    Alexander Gleason, the sage of Niagara street, Buffalo, gave long and hard study to this great problem of the earth's surface, and spent much money in publishing books and collecting information. At one time he advertised in a New York paper for sea captains who had made the trip from the West African coast around Cape Horn, his desire being to prove that the distance was much greater than it would be if the earth were a sphere. The information which he obtained seemed to be satisfactory to himself, though it did not convince many scientists and geographers.

    The principal arguments advanced by the flat earth theorists are that a ship might seem to sail around a ball when it merely sailed around a circle; that all the effects of day and night could be produced by a fixed sun shining down upon a circular earth revolving like a card on a pin, and that the longest rivers have a descent of only a few feet.

    They say that the phenomenon at sea of the ship "rising" or disappearing is to be explained by refraction, and that if the earth were spherical the compass would not point north or south.

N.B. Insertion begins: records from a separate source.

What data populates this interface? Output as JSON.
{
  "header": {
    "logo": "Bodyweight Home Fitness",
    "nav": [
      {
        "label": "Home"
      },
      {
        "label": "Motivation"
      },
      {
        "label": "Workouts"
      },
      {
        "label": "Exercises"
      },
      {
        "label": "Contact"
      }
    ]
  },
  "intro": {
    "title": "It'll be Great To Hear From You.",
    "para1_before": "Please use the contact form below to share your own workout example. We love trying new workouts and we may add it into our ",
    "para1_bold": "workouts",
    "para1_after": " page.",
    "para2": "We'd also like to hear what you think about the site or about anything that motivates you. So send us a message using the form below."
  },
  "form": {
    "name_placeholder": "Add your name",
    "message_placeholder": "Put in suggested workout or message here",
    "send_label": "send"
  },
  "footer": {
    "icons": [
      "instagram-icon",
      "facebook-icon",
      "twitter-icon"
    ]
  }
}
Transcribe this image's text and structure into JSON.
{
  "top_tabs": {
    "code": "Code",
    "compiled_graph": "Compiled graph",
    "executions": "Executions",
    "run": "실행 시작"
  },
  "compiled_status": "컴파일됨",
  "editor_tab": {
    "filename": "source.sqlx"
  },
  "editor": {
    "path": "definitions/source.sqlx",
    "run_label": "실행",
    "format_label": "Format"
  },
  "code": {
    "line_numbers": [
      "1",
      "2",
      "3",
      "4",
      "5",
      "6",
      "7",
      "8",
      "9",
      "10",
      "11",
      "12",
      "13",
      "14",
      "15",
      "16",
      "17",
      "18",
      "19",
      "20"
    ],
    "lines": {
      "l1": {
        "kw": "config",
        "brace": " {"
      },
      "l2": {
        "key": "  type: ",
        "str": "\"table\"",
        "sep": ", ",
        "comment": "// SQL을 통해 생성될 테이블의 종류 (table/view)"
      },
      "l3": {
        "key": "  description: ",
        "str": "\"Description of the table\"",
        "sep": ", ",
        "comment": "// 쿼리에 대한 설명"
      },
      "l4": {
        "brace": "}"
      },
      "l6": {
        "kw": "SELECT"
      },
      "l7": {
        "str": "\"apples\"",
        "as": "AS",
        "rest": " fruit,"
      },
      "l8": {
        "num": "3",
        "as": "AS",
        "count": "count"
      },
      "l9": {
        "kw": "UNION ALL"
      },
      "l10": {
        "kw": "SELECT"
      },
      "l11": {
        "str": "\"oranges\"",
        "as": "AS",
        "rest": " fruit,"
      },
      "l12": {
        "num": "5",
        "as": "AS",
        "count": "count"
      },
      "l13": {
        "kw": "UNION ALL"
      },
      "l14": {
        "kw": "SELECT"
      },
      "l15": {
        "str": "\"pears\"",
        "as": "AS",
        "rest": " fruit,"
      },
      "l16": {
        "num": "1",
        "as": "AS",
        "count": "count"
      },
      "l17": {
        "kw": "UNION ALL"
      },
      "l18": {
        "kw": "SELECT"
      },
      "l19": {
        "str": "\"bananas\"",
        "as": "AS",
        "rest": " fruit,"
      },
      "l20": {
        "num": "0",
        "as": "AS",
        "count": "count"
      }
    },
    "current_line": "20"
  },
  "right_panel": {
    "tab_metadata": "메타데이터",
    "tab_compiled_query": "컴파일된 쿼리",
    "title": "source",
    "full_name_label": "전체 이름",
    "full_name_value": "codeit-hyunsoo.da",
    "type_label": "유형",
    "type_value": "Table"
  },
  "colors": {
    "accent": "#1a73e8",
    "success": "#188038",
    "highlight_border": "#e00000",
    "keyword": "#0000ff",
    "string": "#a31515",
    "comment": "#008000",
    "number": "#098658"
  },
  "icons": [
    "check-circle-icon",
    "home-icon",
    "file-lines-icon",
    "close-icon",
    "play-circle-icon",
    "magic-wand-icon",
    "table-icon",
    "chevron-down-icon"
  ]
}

    These theorists assert that Sir Isaac Newton was crazy, and Galileo and Columbus mistaken; that if the earth were a revolving globe, a projectile thrown vertically upward would not fall on the spot from which it was hurled.

    And all of these propositions are backed up by copious quotations from the Bible, such as the four angles, at the four corners of the earth, the four winds of heaven, the angels that ascended and descended, etc. The underside of the earth having no sun is, say these dreamers, the place of darkness and damnation, and that it is reached only through the bottomless pit.